Health risks for families in military private housing probed by U.S. Senate panel

Soldiers ask a military family to respond to a survey as part of an ongoing Army-wide effort to resolve inadequate housing on installations. Army senior leaders introduced an action plan that outlines steps to remedy military housing issues to the Senate Armed Services Committee on Capitol Hill in Washington, D.C., March 7, 2019 | Dawn M. Arden

By Ariana Figueroa, Michigan Advance

A U.S. Senate Homeland Security and Governmental Affairs panel last Tuesday grilled officials running private housing for service members about reports of deplorable living conditions from military families.

The hearing, led by Chairman Sen. Jon Ossoff, a Georgia Democrat, and top GOP member Ron Johnson of Wisconsin, followed a joint release of a report by the Permanent Subcommittee on Investigations.

The report detailed that from August of 2021 to April of this year, staff at Balfour Beatty Community “frequently ignored or delayed responding to urgent requests from military families to address conditions such as mold and roof leaks that threatened the families’ health and safety.”
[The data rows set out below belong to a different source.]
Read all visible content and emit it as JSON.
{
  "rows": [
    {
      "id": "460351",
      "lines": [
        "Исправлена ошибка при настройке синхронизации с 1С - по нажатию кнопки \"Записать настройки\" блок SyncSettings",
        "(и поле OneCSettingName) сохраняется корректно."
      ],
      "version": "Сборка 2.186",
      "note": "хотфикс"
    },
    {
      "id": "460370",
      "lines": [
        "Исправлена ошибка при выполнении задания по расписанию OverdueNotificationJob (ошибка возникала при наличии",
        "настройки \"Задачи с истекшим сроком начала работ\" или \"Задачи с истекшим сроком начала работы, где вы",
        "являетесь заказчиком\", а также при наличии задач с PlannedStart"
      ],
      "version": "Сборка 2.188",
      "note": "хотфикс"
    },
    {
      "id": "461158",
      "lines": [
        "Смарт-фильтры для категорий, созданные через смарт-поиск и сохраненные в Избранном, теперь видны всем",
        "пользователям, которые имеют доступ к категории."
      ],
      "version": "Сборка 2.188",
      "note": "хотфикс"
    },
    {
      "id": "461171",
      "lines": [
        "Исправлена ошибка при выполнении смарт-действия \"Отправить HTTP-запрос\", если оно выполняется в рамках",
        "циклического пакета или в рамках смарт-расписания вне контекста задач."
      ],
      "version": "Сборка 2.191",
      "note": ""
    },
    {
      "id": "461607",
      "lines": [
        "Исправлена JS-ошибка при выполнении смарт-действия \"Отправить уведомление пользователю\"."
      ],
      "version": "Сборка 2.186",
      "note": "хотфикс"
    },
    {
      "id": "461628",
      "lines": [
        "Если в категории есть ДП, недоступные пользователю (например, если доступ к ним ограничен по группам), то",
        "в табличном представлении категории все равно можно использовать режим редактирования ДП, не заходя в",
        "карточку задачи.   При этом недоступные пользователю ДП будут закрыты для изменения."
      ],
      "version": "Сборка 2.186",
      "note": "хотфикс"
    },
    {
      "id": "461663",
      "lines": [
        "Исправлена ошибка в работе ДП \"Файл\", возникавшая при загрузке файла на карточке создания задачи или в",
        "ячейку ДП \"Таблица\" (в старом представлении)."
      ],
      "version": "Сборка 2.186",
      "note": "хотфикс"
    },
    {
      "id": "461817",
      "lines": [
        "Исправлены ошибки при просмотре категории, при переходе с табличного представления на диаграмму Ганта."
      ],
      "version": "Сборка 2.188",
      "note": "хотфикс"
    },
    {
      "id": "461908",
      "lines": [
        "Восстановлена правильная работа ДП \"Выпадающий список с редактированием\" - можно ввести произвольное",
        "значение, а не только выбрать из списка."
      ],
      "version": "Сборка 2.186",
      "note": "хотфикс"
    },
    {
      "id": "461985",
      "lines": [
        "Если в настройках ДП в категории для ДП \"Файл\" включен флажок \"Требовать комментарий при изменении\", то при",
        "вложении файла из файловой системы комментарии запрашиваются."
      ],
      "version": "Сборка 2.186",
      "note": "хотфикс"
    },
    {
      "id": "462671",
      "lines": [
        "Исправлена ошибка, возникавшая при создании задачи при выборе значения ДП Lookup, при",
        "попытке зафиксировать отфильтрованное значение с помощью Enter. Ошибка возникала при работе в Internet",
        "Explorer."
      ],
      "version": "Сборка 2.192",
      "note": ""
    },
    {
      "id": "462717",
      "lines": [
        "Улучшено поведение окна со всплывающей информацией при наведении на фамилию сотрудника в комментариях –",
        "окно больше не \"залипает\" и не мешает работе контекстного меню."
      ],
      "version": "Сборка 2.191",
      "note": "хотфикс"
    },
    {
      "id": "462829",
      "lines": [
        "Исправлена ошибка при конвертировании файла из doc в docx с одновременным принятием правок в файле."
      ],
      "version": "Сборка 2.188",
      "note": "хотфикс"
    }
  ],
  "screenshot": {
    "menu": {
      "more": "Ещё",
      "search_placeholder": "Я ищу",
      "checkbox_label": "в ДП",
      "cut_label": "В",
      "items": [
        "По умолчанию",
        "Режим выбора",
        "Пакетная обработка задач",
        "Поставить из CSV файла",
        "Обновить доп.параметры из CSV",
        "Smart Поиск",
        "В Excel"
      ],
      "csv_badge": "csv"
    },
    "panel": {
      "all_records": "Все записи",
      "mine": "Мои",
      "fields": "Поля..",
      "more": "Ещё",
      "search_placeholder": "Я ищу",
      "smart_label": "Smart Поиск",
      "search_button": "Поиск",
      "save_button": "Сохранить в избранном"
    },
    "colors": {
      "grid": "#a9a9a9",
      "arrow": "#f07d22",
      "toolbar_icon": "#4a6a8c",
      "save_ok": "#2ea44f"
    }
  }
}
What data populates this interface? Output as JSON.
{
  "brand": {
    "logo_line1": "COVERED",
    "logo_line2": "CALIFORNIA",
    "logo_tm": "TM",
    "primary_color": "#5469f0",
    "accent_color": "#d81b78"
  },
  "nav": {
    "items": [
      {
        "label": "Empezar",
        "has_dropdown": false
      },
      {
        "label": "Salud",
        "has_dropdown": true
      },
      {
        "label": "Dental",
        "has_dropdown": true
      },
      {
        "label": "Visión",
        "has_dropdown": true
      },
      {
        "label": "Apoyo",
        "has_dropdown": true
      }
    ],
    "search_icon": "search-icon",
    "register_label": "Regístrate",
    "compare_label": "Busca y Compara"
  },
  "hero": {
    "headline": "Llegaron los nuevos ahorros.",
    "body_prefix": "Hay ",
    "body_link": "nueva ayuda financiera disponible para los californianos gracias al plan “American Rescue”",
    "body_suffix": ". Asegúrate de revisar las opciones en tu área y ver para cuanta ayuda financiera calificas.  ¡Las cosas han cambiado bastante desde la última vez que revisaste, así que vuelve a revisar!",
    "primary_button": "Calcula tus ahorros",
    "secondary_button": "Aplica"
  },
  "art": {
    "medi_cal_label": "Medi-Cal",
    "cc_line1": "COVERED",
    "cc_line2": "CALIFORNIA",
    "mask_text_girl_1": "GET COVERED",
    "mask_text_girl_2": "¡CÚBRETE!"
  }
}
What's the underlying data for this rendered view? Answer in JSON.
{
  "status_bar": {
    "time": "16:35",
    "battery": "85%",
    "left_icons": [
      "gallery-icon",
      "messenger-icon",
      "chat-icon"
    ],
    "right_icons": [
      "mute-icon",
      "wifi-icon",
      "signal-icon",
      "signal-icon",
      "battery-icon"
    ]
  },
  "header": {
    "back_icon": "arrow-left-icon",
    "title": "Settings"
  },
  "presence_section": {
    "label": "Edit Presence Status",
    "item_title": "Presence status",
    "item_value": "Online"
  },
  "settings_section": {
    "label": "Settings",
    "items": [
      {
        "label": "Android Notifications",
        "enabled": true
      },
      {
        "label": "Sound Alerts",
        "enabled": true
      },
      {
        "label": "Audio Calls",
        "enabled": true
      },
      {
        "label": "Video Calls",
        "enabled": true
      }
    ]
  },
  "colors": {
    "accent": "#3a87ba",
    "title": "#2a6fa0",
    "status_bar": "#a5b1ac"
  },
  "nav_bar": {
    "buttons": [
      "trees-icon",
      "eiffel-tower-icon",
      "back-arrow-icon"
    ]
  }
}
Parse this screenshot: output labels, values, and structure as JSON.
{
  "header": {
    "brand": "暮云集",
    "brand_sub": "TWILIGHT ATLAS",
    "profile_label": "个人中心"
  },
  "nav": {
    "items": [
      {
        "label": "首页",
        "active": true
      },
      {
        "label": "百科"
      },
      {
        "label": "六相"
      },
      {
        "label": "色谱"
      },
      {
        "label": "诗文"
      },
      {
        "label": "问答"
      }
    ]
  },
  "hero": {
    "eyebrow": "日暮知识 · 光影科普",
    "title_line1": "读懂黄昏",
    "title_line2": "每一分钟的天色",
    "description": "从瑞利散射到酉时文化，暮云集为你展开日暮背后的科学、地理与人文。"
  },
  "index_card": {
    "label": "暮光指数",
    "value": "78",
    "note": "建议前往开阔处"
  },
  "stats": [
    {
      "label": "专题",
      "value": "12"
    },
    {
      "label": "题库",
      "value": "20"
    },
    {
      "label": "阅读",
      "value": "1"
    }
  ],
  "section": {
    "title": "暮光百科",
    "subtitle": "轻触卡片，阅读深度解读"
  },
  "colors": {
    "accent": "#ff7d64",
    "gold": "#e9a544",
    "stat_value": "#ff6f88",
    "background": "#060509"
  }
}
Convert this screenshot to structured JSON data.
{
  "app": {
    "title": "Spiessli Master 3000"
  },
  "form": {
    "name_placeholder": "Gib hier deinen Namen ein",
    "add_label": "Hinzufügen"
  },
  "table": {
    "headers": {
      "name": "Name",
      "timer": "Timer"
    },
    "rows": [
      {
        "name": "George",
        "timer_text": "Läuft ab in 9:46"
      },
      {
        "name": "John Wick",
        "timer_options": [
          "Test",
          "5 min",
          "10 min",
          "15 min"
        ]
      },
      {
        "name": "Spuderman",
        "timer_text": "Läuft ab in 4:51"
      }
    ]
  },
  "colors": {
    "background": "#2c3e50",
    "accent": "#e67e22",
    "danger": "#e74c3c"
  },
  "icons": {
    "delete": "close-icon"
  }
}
The problems plagued homes on two military bases —  the Fort Gordon Army Base in Georgia and Sheppard Air Force Base in Texas. Balfour operated about 1,000 homes at Fort Gordon and about 700 homes at Sheppard AFB.

“The results of this investigation are alarming, are disturbing, reveal injustice imposed on servicemembers and their families, reveal grave risks to the health and safety of servicemembers and their families, reveal neglect by Balfour Beatty, which is responsible for housing tens of thousands of military families,” Ossoff said in his opening statement.

One witness, Capt. Samuel Choe, testified that while he and his family were stationed at Fort Gordon, they lived in a private housing facility run by Balfour.

Choe said his daughter, now 10, developed a potentially fatal mold allergy after they moved into their home. Choe said his daughter had a rash on her arms and legs from exposure to black mold and mildew in the apartment, despite his and his wife’s repeated reports to the company of the visible mold they saw.

Choe traveled from where he is currently stationed in South Korea, a 17- hour flight, to testify.

“Words, deeds, nor my testimony will never be able to fully convey the physiological, psychological, and emotional anguish that she has had to endure, and may endure for the rest of her life,” Choe said about his daughter. “It is expected that she will have to weather her atopic dermatitis well into her adult years.”

Choe said from June 2021 to February of this year his daughter has received two shots per month to help her skin conditions. The treatment she receives is retailed at $3,000 to $4,000 per injection.

Balfour pushes back

The hearing was broken up into two panels of witnesses. Senators heard from housing advocates and members of military families, such as Choe, who lived and currently reside in Balfour homes, on the first panel.

Officials from Balfour — Richard C. Taylor, the president of facility operations, renovation and construction, and Paula Cook, vice president of military community management — were on the second panel.

Balfour operates more than 43,000 on-base homes at 55 separate Army, Navy, and Air Force bases in 26 states, serving about 150,000 residents.

The Department of Justice investigated the company for defrauding the government for six years, which Balfour pleaded guilty to in December.

“Instead of promptly repairing housing for U.S. service members as required, BBC lied about the repairs to pocket millions of dollars in performance bonuses,” Deputy Attorney General Lisa O. Monaco said in a statement following Balfour’s guilty plea.

Taylor and Cook defended Balfour, and affirmed that their company was working to fix its errors. They pushed back on testimony from witnesses in the first panel, including Choe.

Johnson pressed Taylor to respond to testimony from Choe, along with more from Tech. Sgt. Jack Fe Torres, who said when he reported mold in his home the work orders were changed or closed even when the problem was not solved.

“I think it’s their perception of what transpired,” Taylor said. “I think that we’ve got a different perception.”

Ossoff asked Taylor why the panel should ever trust Balfour, pointing out that the company in December pleaded guilty to committing fraud against the U.S. government from 2013 to 2019.

“Things go wrong. We are not perfect,” Taylor said.

Taylor objected to charges from Ossoff that these were systemic problems with Balfour housing and said he believed his company could be trusted.

“I’m shocked you don’t think it’s systemic,” Ossoff said, adding that every time he visits service members in his state, he hears complaints about Balfour management.

Sen. Maggie Hassan, a New Hampshire Democrat, said she was concerned that these issues could be happening in her state as well.

She asked Rachel Christian, the founder and chief legislative officer for the Armed Forces Housing Advocates, how widespread the misconduct is at Balfour, as well as other private housing contractors.

“You will see it at every installation you go to,” Christian said.  She said that among 55 Balfour Beatty installations, “I cannot come up with one where I haven’t seen an issue with work order closure prior to completion,” as well as mistreatment of military families.